Tea is more than just for drinking. It has ritualistic qualities that have brought people together for many generations. It connects cultures and represents the essence of love through connection.
As an aspiring tea specialist, I spend most of my time drinking and educating myself on tea. It is my strongest passion. I thoroughly enjoy sharing this knowledge. Over the years, I’ve learned from my practice some tips and tricks on brewing the best cup of tea. You can implement these tips at home to get the most out of your tea experience (and maybe be able to impress your friends/family). Or simply, you just want to learn how to make better tea. Here are some things to think about.
- Always Start with Cold, Fresh Water
One of the most overlooked aspects when making tea is your water. The type of water you use addition to its temperature determines the tea’s taste. When brewing tea, choose filtered or spring water. Tap water usually adds a ‘mineral’ flavor that is not ideal for drinking tea. In addition, try to refrain from re-boiling old water. Boiled water loses oxygen which may result in a duller tea flavor.
- Warm Up Your Cup Beforehand
This is something I always do. Warming up your tea cup before pouring your tea is important–though if you’re on the go, this is not completely necessary. Give your cup a hot water rinse then it's ready to go. The initial temperature of your cup affects the cooling down time. This trick will prevent the tea from getting cold too quickly.
- Choose a Tea You Love
White tea, herbal tea, or black tea, whatever makes you happy. It’s important to choose a tea you like. Drinking tea simply for its health benefits defeats the purpose of tea. Make tea an act of self-love. From there, you can discover the true essence of drinking tea.
- Consider Your Water Temperature

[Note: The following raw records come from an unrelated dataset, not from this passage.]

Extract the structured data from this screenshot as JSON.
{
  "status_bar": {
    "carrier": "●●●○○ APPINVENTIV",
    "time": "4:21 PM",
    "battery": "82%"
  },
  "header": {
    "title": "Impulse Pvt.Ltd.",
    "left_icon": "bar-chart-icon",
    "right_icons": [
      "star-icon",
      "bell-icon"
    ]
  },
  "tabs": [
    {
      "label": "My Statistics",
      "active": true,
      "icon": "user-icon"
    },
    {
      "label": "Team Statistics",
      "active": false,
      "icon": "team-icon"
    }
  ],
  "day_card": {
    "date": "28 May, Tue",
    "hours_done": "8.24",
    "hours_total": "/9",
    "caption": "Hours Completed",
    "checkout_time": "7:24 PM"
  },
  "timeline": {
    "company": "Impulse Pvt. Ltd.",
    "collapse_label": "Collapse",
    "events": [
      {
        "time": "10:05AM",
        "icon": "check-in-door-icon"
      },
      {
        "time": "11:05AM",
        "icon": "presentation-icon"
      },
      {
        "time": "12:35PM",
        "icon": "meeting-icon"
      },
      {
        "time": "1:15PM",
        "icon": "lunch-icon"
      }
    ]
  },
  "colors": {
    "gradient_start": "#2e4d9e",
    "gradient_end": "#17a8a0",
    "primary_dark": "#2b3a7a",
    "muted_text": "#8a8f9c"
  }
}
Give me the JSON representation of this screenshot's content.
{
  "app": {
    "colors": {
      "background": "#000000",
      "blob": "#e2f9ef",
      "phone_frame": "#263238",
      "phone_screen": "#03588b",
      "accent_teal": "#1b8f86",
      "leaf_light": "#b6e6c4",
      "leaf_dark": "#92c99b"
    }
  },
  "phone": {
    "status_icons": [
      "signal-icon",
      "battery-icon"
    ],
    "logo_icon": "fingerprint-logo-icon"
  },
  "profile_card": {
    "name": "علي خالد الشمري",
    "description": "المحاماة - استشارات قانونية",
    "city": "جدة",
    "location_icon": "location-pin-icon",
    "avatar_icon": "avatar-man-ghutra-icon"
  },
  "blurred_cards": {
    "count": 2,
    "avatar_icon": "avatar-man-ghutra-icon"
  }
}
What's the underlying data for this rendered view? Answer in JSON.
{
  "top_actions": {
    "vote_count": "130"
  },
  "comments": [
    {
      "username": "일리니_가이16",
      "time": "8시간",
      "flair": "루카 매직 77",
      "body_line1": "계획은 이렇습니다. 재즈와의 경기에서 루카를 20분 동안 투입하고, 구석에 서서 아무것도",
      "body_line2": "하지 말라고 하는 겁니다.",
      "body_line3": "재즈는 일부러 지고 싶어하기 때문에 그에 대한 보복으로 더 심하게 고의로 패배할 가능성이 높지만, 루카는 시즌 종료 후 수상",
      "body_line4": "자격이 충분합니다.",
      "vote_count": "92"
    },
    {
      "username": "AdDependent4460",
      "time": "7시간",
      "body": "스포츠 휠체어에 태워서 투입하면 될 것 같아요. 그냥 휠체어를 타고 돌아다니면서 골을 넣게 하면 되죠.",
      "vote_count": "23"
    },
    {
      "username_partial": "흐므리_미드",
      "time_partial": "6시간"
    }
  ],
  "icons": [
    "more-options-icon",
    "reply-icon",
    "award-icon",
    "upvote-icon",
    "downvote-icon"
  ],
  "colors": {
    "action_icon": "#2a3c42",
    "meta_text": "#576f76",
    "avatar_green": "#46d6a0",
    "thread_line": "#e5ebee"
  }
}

Once you’ve chosen your tea, knowing what temperature to brew it at is essential. There is no right or wrong way to do this. However, if you’re looking to optimize your tea game, this can be crucial. If you live in America, most of us are used to pouring boiling water over our teabags. However, believe it or not, for some teas, this can make the tea taste bitter by extracting bitter tannins (or simply burning the tea leaves). You don’t need a thermometer, just a bit of knowledge and intuition.
- White & Green Teas are more delicate and should be heated around 170°-180° (just under boiling).
- Black Teas around 210° (after a full boil)
- Oolongs vary in variety but usually work within higher temperatures (180°- 210°). I usually go just before a rolling boil if I don’t know the exact temperature.
- For Puerh, a rolling boil (212°) is preferred.
The White Rabbit
The White Rabbit is an artist who focuses on creating a community of like-minded individuals passionate about holistic living, tea, skincare, and more. Currently majoring in french and dance at Bennington College. She takes her many passions and pours them into poetry, short stories, and blogs (wuweicooking & Lelapinblancbeauty - Skincare, Beauty Blog)